- **Problem to work on**
Show every line from the entries that follow which holds the word "number".

[Stored data]
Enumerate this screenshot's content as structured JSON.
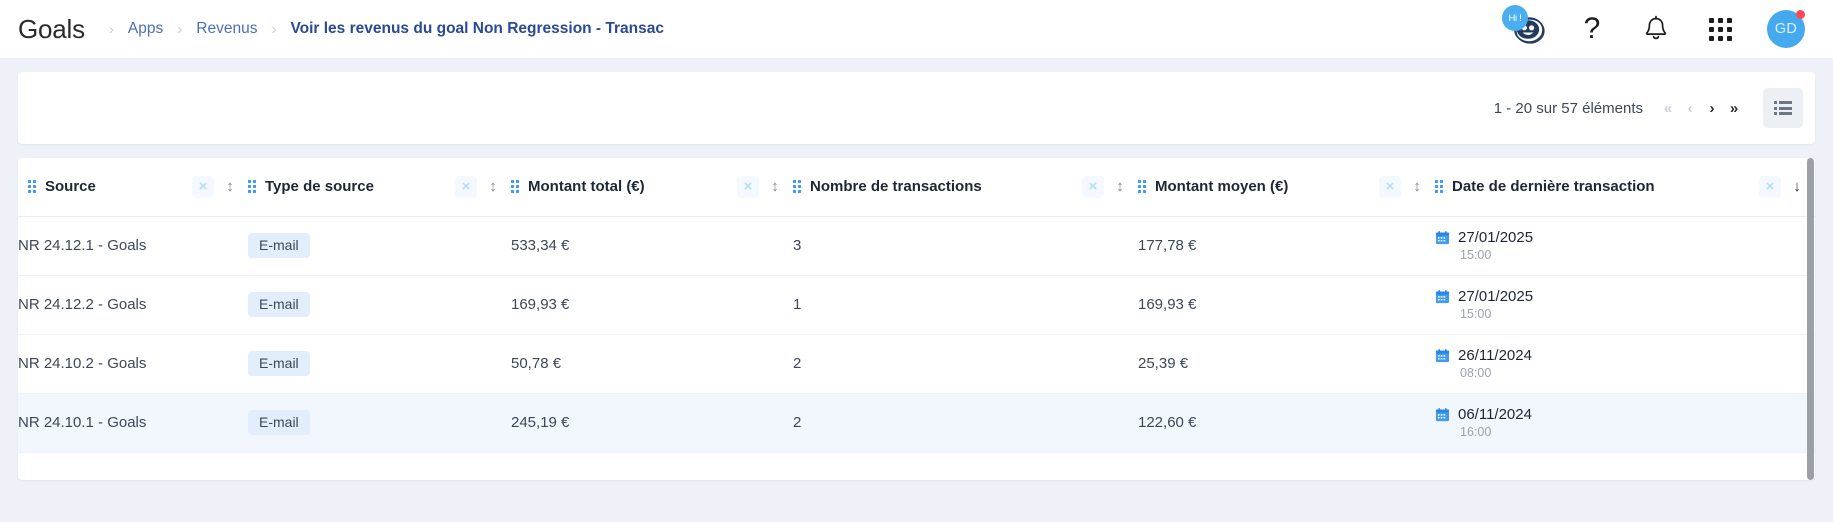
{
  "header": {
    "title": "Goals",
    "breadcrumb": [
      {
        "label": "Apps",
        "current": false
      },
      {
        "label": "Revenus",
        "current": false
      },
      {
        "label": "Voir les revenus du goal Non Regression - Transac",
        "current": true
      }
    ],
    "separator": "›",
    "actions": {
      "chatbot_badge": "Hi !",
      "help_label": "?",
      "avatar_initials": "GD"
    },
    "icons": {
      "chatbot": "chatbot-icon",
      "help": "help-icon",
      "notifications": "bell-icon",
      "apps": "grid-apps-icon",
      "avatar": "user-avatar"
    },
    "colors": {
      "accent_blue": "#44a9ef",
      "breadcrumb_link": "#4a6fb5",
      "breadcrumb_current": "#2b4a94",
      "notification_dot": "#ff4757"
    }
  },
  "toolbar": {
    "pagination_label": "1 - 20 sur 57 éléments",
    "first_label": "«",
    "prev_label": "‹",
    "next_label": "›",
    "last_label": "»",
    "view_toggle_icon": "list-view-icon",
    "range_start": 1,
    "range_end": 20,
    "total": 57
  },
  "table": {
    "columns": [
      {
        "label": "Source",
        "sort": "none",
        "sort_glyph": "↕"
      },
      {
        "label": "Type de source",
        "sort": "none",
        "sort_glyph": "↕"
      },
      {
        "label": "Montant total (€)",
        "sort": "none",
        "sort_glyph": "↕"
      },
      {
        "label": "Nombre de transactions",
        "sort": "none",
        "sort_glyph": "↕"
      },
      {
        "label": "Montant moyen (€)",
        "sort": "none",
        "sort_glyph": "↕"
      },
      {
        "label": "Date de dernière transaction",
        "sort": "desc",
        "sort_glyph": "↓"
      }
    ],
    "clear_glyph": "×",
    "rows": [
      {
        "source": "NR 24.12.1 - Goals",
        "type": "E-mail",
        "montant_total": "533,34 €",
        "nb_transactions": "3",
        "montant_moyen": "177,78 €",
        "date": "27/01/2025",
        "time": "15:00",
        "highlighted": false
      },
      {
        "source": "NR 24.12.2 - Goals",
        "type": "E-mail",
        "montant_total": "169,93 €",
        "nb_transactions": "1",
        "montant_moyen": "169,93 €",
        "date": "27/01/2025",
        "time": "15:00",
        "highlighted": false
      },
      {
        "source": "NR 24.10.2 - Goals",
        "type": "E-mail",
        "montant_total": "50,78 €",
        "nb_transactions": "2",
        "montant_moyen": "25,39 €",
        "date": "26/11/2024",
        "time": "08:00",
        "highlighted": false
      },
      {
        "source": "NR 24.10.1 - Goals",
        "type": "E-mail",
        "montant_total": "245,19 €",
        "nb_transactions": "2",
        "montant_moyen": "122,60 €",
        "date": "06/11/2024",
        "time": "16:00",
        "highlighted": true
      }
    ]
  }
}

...

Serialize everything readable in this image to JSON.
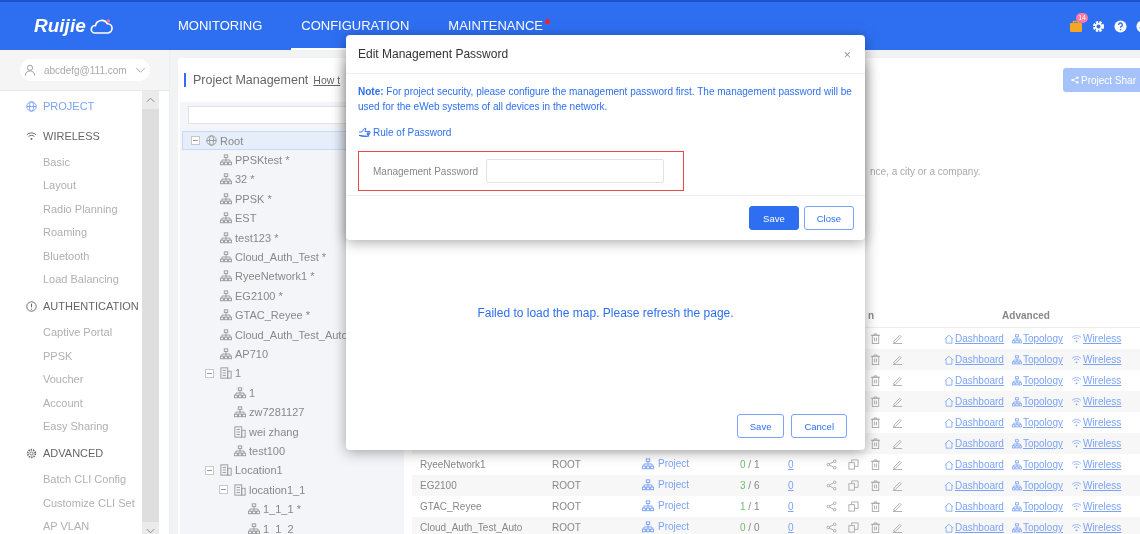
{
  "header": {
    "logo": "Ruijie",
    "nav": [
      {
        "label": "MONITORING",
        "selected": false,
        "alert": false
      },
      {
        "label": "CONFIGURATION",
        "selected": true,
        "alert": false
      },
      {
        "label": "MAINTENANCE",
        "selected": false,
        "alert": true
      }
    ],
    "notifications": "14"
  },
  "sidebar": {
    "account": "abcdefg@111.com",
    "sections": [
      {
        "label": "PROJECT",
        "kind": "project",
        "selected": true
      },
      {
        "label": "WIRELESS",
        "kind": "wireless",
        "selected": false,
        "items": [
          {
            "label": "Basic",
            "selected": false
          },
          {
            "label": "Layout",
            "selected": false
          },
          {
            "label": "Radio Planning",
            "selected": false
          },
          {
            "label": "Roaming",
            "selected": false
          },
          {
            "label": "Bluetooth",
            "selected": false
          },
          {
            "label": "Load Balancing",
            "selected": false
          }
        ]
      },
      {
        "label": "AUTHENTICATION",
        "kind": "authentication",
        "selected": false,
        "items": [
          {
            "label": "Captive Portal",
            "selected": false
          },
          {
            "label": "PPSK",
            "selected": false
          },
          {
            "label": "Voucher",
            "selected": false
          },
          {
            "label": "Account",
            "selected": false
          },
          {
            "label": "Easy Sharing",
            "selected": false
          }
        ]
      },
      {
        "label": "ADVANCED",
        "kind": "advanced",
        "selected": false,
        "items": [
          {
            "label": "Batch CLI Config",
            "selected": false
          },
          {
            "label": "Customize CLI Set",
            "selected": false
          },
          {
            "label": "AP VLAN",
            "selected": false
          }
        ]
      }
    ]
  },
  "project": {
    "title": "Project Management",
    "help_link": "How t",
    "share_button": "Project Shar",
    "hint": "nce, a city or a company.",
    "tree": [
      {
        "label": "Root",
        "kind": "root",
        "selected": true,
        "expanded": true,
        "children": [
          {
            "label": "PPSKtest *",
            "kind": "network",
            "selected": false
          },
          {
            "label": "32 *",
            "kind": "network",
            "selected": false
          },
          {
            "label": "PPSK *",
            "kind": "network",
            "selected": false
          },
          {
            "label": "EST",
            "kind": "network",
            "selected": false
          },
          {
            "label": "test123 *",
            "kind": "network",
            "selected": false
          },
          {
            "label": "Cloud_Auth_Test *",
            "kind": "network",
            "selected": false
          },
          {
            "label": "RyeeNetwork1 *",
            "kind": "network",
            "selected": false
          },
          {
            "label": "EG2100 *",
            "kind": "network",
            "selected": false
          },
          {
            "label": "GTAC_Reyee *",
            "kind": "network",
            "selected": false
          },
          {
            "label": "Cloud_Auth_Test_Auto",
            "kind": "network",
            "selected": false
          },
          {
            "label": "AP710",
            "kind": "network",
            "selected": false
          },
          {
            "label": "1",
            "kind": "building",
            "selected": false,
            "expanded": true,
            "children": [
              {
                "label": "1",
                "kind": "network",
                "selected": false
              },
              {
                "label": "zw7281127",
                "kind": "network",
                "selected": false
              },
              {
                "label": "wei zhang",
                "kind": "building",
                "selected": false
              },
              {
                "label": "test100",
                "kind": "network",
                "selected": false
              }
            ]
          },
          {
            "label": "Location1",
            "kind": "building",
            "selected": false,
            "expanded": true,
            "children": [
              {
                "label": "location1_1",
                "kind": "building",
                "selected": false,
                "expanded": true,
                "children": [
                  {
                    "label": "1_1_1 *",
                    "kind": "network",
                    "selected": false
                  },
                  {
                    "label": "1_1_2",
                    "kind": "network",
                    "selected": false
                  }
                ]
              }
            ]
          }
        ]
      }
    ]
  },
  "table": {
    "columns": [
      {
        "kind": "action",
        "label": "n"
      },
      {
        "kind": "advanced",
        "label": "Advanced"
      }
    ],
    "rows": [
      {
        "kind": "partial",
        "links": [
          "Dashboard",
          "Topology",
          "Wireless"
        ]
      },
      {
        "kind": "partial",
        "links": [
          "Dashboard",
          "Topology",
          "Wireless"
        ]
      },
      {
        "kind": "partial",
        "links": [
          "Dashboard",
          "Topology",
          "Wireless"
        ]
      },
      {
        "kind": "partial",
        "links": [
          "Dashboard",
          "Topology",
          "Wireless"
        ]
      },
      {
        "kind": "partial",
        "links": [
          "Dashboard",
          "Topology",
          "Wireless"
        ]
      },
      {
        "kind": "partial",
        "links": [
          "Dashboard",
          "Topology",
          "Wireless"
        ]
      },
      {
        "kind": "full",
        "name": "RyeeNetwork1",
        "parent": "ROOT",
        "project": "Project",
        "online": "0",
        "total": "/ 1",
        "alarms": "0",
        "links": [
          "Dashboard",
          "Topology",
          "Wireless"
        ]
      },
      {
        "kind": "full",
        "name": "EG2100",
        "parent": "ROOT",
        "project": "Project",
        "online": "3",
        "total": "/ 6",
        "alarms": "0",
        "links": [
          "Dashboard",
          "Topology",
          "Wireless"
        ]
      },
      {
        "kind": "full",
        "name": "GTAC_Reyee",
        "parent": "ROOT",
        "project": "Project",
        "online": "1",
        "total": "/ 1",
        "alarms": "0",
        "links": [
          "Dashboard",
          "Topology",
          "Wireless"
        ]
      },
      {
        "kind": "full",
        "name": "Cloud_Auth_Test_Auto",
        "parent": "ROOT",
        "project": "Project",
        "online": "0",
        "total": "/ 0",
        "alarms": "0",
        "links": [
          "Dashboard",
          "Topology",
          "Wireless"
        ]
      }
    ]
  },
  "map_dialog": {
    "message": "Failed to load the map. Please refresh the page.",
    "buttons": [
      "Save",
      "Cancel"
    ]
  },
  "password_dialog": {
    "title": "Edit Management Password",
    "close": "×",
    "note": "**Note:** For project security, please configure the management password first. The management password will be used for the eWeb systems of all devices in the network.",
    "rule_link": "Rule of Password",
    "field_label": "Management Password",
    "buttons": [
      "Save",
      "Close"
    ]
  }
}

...

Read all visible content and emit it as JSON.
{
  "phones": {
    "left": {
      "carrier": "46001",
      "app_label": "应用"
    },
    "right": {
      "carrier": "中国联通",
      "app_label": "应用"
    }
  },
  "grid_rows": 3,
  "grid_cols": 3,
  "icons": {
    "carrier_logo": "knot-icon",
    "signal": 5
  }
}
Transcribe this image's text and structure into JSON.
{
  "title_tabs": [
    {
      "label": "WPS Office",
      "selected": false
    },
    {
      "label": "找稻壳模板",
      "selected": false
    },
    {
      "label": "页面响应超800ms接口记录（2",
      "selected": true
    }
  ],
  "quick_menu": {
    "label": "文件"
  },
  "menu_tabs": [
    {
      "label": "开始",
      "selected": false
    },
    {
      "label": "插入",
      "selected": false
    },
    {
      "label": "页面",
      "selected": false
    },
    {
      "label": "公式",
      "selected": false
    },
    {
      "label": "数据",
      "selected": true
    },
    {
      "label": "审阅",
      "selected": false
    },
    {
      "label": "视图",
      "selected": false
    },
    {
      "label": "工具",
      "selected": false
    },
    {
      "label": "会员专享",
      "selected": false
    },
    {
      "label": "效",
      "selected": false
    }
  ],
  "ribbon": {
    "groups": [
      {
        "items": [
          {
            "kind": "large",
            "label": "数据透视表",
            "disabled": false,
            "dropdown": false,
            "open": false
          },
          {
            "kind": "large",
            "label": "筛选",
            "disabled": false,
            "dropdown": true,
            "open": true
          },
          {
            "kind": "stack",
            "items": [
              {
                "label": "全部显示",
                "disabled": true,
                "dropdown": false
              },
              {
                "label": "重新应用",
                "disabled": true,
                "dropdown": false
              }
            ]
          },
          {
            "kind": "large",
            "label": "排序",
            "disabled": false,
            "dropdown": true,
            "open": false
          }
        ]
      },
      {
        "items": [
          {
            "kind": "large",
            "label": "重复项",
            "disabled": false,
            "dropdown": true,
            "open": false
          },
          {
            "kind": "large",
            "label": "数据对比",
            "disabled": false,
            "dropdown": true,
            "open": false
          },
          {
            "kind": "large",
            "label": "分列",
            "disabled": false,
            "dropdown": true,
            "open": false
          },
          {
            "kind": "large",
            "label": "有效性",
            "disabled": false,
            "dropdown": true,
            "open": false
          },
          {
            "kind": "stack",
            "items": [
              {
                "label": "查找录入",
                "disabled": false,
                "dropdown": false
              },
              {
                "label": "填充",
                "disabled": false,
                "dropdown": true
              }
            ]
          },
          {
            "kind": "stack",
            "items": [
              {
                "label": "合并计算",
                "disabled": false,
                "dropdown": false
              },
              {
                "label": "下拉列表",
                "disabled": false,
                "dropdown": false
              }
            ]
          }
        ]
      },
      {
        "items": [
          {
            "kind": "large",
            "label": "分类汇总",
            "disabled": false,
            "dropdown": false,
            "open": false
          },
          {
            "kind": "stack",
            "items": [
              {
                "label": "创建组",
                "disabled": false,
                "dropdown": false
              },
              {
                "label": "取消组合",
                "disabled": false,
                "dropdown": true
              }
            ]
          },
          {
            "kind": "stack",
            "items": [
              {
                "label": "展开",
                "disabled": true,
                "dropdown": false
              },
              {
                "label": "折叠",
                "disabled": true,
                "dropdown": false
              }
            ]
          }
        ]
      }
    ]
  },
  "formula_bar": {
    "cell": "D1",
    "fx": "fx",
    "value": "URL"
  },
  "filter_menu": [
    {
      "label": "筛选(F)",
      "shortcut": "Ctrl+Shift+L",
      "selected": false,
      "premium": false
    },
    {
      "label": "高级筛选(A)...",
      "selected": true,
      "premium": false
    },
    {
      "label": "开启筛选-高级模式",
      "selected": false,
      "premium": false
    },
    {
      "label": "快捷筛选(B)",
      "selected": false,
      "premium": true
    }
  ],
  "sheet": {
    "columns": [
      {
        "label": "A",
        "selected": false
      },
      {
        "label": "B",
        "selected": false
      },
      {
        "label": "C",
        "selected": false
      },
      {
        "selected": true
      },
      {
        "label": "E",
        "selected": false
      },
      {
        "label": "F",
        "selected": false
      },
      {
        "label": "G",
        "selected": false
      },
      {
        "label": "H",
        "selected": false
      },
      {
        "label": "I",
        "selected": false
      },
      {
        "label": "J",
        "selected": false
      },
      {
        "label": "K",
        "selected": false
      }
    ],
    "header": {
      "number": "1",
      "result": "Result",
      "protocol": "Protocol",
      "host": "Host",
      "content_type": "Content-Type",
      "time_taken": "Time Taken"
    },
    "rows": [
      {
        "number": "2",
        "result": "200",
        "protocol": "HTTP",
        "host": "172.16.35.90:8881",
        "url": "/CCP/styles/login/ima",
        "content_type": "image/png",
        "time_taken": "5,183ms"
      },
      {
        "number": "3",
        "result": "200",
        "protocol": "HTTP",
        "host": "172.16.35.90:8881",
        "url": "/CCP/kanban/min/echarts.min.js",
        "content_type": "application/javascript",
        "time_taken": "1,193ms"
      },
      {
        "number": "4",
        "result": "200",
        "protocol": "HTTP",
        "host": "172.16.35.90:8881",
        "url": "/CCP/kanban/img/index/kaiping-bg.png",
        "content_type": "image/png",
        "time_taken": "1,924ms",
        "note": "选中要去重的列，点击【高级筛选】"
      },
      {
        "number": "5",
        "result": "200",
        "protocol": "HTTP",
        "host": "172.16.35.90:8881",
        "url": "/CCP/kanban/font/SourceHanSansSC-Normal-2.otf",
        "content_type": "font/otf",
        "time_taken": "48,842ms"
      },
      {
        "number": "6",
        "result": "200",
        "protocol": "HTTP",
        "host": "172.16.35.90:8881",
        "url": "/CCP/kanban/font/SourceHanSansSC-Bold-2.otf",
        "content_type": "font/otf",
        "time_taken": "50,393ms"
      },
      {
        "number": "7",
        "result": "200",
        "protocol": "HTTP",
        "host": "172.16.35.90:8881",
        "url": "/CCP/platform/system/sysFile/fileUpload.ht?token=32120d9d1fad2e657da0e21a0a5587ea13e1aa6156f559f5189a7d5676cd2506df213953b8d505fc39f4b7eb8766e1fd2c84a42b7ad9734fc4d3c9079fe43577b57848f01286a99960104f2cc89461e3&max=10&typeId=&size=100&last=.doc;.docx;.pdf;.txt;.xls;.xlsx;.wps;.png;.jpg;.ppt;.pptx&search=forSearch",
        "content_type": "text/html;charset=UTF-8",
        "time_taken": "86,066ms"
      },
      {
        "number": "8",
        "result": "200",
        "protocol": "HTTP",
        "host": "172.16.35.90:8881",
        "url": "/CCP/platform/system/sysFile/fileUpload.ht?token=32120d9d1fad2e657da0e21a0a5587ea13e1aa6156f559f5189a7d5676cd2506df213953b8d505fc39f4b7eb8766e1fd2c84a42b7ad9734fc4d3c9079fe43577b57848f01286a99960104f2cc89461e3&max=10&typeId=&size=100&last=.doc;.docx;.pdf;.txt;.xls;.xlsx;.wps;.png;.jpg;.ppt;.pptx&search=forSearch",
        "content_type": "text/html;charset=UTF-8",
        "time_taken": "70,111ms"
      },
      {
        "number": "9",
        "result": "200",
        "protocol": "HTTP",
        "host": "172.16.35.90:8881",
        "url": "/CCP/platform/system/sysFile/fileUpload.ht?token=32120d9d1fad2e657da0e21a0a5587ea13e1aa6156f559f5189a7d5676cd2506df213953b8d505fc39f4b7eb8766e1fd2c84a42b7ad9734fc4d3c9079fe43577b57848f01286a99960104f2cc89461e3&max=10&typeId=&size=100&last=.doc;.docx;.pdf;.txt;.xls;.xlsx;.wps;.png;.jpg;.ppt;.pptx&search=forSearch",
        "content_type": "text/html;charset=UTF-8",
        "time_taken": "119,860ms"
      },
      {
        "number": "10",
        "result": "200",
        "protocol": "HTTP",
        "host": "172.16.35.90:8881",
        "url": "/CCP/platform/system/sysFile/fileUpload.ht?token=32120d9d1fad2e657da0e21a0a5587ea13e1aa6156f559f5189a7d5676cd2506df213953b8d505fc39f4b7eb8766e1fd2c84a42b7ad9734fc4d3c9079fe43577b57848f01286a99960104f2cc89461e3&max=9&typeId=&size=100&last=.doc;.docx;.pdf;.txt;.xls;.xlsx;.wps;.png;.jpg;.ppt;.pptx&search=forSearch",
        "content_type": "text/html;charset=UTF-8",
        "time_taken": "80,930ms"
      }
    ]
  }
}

- **Task answer**
      "number": "1",
        "number": "2",
        "number": "3",
        "number": "4",
        "number": "5",
        "number": "6",
        "number": "7",
        "number": "8",
        "number": "9",
        "number": "10",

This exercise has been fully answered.